Marine Conservation faces backlash – does EDDC have a view?

In early June the Government published the Benyon Report into Marine Conservation Areas. The Report recommended the rapid creation of Highly Protected Marine Areas (HPMA) out of existing  “marine protection areas” that many conservation groups call “paper parks” with few rules. This could include Lyme Bay.

In an earlier post linking to the Benyon Report, Owl commented: “Owl’s view is that  Marine Conservation Areas, creation of a new East Devon and Dorset National Park and the Jurassic Coast World Heritage Coast are all components of the  “joined up” environmental approach EDDC needs to be thinking about.”

Now the backlash (Owl can imagine what the Carters’ view might be):

Anglers face ban on fishing in protected English waters

Will Humphries Southwest Correspondent (The Times)

“Recreational anglers, charter boat captains and tackle shop owners are fighting a proposed ban on fishing in large parts of the sea around England under plans to create the first fully protected marine conservation areas.

A government-commissioned review, chaired by the former Conservative fisheries minister Richard Benyon, has recommended the rapid creation of Highly Protected Marine Areas (HPMAs). All “extractive activities”, including dredging, sewage dumping, drilling, offshore wind turbine construction and catch-and-release recreational angling, would be prohibited.

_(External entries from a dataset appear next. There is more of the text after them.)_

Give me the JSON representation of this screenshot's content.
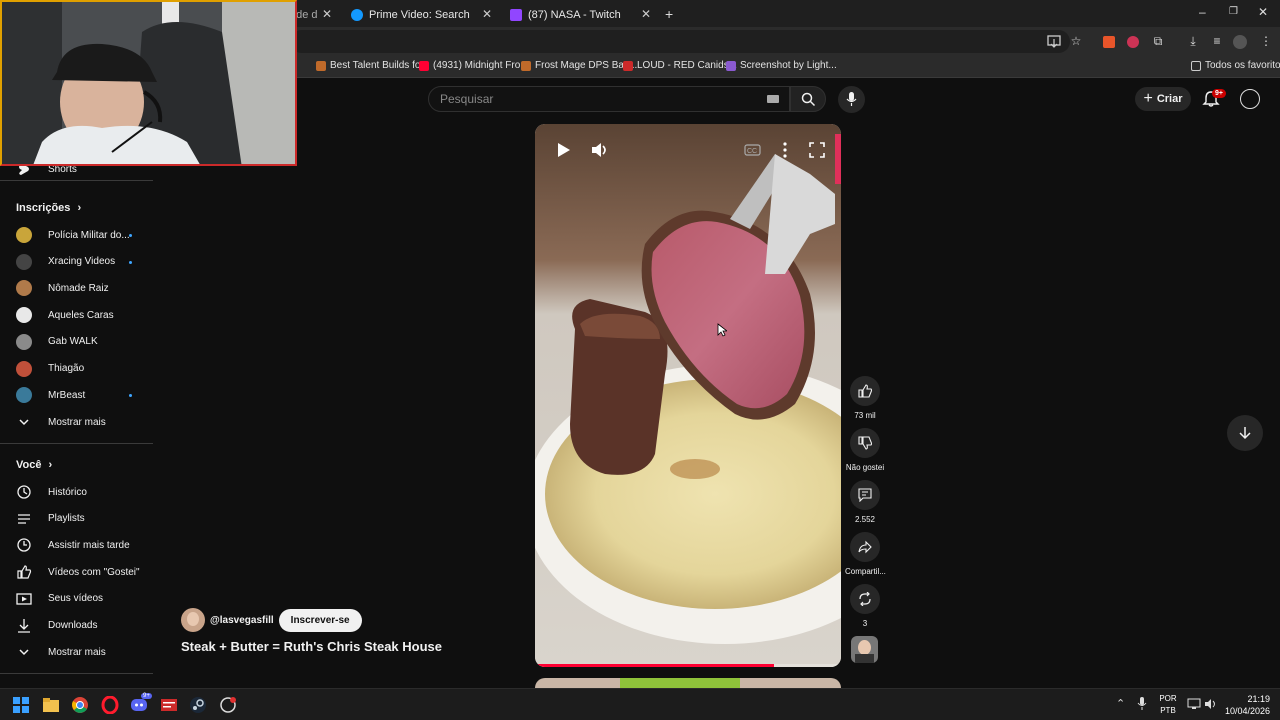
{
  "browser": {
    "tabs": [
      {
        "title": "nde d",
        "active": false
      },
      {
        "title": "Prime Video: Search",
        "active": false
      },
      {
        "title": "(87) NASA - Twitch",
        "active": false
      }
    ],
    "bookmarks": [
      "Best Talent Builds fo...",
      "(4931) Midnight Fro...",
      "Frost Mage DPS Bas...",
      "LOUD - RED Canids...",
      "Screenshot by Light..."
    ],
    "bookmark_folder": "Todos os favoritos"
  },
  "youtube": {
    "search_placeholder": "Pesquisar",
    "create_label": "Criar",
    "notif_count": "9+"
  },
  "sidebar": {
    "shorts_label": "Shorts",
    "subscriptions_heading": "Inscrições",
    "subscriptions": [
      {
        "name": "Polícia Militar do...",
        "new": true,
        "color": "#c9a53a"
      },
      {
        "name": "Xracing Videos",
        "new": true,
        "color": "#444444"
      },
      {
        "name": "Nômade Raiz",
        "new": false,
        "color": "#b07a4a"
      },
      {
        "name": "Aqueles Caras",
        "new": false,
        "color": "#e8e8e8"
      },
      {
        "name": "Gab WALK",
        "new": false,
        "color": "#8a8a8a"
      },
      {
        "name": "Thiagão",
        "new": false,
        "color": "#c0503a"
      },
      {
        "name": "MrBeast",
        "new": true,
        "color": "#3a7a9a"
      }
    ],
    "show_more_subs": "Mostrar mais",
    "you_heading": "Você",
    "you_items": [
      {
        "label": "Histórico",
        "icon": "history-icon"
      },
      {
        "label": "Playlists",
        "icon": "playlists-icon"
      },
      {
        "label": "Assistir mais tarde",
        "icon": "watch-later-icon"
      },
      {
        "label": "Vídeos com \"Gostei\"",
        "icon": "thumbs-up-icon"
      },
      {
        "label": "Seus vídeos",
        "icon": "your-videos-icon"
      },
      {
        "label": "Downloads",
        "icon": "download-icon"
      }
    ],
    "show_more_you": "Mostrar mais"
  },
  "player": {
    "progress": 0.78
  },
  "actions": {
    "likes": "73 mil",
    "dislike_label": "Não gostei",
    "comments": "2.552",
    "share_label": "Compartil...",
    "remix_count": "3"
  },
  "video": {
    "channel": "@lasvegasfill",
    "subscribe_label": "Inscrever-se",
    "title": "Steak + Butter = Ruth's Chris Steak House"
  },
  "taskbar": {
    "lang_line1": "POR",
    "lang_line2": "PTB",
    "time": "21:19",
    "date": "10/04/2026",
    "chat_badge": "9+"
  }
}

The recommendation angered commercial fishermen and recreational anglers who accused the review of failing to take account of the impact on their livelihoods and sport.

There are 175 marine protected areas in English waters but many are what conservation groups call “paper parks”, with few rules. HPMAs will be within these areas and could include the fishing port of Brixham in Devon and Chesil Beach in Dorset, where thousands of anglers cast off every year.

The Angling Trust said it was shocked that the review had “lumped in” recreational angling with industrial practices without consulting members.

A spokesman for the Department for Environment, Food & Rural Affairs said that if HPMAs were set up those affected would be consulted.”